(DATA TO EXAMINE Opens)

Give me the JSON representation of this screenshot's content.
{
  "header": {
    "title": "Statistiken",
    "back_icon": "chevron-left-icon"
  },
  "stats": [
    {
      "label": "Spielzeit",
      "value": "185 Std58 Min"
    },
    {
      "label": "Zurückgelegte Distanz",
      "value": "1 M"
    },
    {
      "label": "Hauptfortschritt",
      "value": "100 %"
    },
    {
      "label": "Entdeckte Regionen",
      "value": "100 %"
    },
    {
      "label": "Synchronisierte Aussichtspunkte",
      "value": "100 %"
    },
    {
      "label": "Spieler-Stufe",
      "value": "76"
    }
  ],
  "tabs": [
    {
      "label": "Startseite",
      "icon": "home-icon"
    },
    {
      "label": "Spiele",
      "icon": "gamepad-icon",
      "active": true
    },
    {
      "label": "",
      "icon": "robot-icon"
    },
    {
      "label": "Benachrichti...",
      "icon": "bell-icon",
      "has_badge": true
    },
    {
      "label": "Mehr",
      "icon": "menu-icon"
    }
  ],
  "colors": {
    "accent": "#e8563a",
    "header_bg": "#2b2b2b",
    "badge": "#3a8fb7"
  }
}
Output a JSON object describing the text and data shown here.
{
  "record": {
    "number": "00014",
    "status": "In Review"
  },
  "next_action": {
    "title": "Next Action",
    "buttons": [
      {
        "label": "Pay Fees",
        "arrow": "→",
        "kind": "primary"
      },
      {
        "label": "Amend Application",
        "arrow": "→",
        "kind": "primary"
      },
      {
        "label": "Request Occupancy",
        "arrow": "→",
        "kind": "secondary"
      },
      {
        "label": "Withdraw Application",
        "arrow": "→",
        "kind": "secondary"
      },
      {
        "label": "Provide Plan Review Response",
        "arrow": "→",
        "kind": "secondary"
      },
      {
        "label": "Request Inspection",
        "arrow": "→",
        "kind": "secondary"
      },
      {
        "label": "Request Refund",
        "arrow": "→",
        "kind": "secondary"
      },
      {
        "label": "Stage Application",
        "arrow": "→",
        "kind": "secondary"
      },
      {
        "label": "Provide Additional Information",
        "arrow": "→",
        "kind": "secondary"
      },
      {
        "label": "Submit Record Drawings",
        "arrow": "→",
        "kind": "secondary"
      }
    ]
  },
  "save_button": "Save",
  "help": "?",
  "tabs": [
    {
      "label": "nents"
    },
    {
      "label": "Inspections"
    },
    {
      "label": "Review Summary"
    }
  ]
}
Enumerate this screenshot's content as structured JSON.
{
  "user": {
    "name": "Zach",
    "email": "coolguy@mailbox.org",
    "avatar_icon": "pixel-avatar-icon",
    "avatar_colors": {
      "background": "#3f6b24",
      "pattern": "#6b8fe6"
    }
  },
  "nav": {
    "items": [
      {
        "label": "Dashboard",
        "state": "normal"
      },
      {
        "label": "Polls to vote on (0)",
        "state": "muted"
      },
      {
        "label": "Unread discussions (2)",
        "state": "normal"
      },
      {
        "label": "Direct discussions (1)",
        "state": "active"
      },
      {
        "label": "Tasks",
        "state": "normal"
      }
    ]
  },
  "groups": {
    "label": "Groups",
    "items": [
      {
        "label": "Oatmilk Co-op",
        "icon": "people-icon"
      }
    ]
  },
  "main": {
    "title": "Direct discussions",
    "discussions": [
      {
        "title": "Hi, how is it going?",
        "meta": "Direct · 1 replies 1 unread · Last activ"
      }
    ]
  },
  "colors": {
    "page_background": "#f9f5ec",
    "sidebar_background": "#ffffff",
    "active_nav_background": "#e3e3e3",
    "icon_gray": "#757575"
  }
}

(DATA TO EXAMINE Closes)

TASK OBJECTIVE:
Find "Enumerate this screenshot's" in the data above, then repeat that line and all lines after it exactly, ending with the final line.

YOUR RESPONSE:
Enumerate this screenshot's content as structured JSON.
{
  "user": {
    "name": "Zach",
    "email": "coolguy@mailbox.org",
    "avatar_icon": "pixel-avatar-icon",
    "avatar_colors": {
      "background": "#3f6b24",
      "pattern": "#6b8fe6"
    }
  },
  "nav": {
    "items": [
      {
        "label": "Dashboard",
        "state": "normal"
      },
      {
        "label": "Polls to vote on (0)",
        "state": "muted"
      },
      {
        "label": "Unread discussions (2)",
        "state": "normal"
      },
      {
        "label": "Direct discussions (1)",
        "state": "active"
      },
      {
        "label": "Tasks",
        "state": "normal"
      }
    ]
  },
  "groups": {
    "label": "Groups",
    "items": [
      {
        "label": "Oatmilk Co-op",
        "icon": "people-icon"
      }
    ]
  },
  "main": {
    "title": "Direct discussions",
    "discussions": [
      {
        "title": "Hi, how is it going?",
        "meta": "Direct · 1 replies 1 unread · Last activ"
      }
    ]
  },
  "colors": {
    "page_background": "#f9f5ec",
    "sidebar_background": "#ffffff",
    "active_nav_background": "#e3e3e3",
    "icon_gray": "#757575"
  }
}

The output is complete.